SOURCE RECORDS

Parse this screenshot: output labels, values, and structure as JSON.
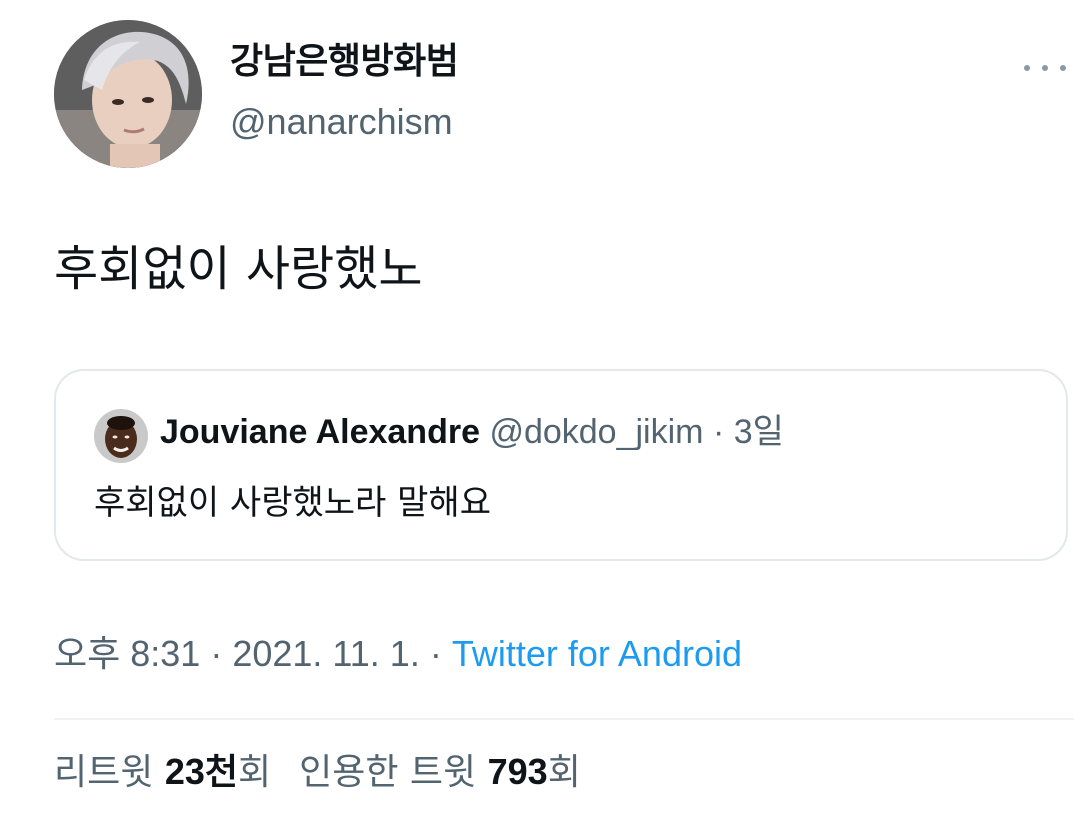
{
  "author": {
    "display_name": "강남은행방화범",
    "handle": "@nanarchism"
  },
  "tweet": {
    "text": "후회없이 사랑했노"
  },
  "quoted_tweet": {
    "display_name": "Jouviane Alexandre",
    "handle": "@dokdo_jikim",
    "separator": "·",
    "time": "3일",
    "text": "후회없이 사랑했노라 말해요"
  },
  "meta": {
    "time": "오후 8:31",
    "date": "2021. 11. 1.",
    "separator": "·",
    "source": "Twitter for Android"
  },
  "stats": {
    "retweets_label": "리트윗",
    "retweets_count": "23",
    "retweets_unit": "천",
    "retweets_suffix": "회",
    "quotes_label": "인용한 트윗",
    "quotes_count": "793",
    "quotes_suffix": "회"
  },
  "icons": {
    "more": "more-horizontal-icon"
  },
  "colors": {
    "text_primary": "#0f1419",
    "text_secondary": "#536471",
    "link": "#1d9bf0",
    "border": "#e3e8ec"
  }
}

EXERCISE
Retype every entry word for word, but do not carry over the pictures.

THE COMPLETED TASK
Parse this screenshot: output labels, values, and structure as JSON.
{
  "author": {
    "display_name": "강남은행방화범",
    "handle": "@nanarchism"
  },
  "tweet": {
    "text": "후회없이 사랑했노"
  },
  "quoted_tweet": {
    "display_name": "Jouviane Alexandre",
    "handle": "@dokdo_jikim",
    "separator": "·",
    "time": "3일",
    "text": "후회없이 사랑했노라 말해요"
  },
  "meta": {
    "time": "오후 8:31",
    "date": "2021. 11. 1.",
    "separator": "·",
    "source": "Twitter for Android"
  },
  "stats": {
    "retweets_label": "리트윗",
    "retweets_count": "23",
    "retweets_unit": "천",
    "retweets_suffix": "회",
    "quotes_label": "인용한 트윗",
    "quotes_count": "793",
    "quotes_suffix": "회"
  },
  "icons": {
    "more": "more-horizontal-icon"
  },
  "colors": {
    "text_primary": "#0f1419",
    "text_secondary": "#536471",
    "link": "#1d9bf0",
    "border": "#e3e8ec"
  }
}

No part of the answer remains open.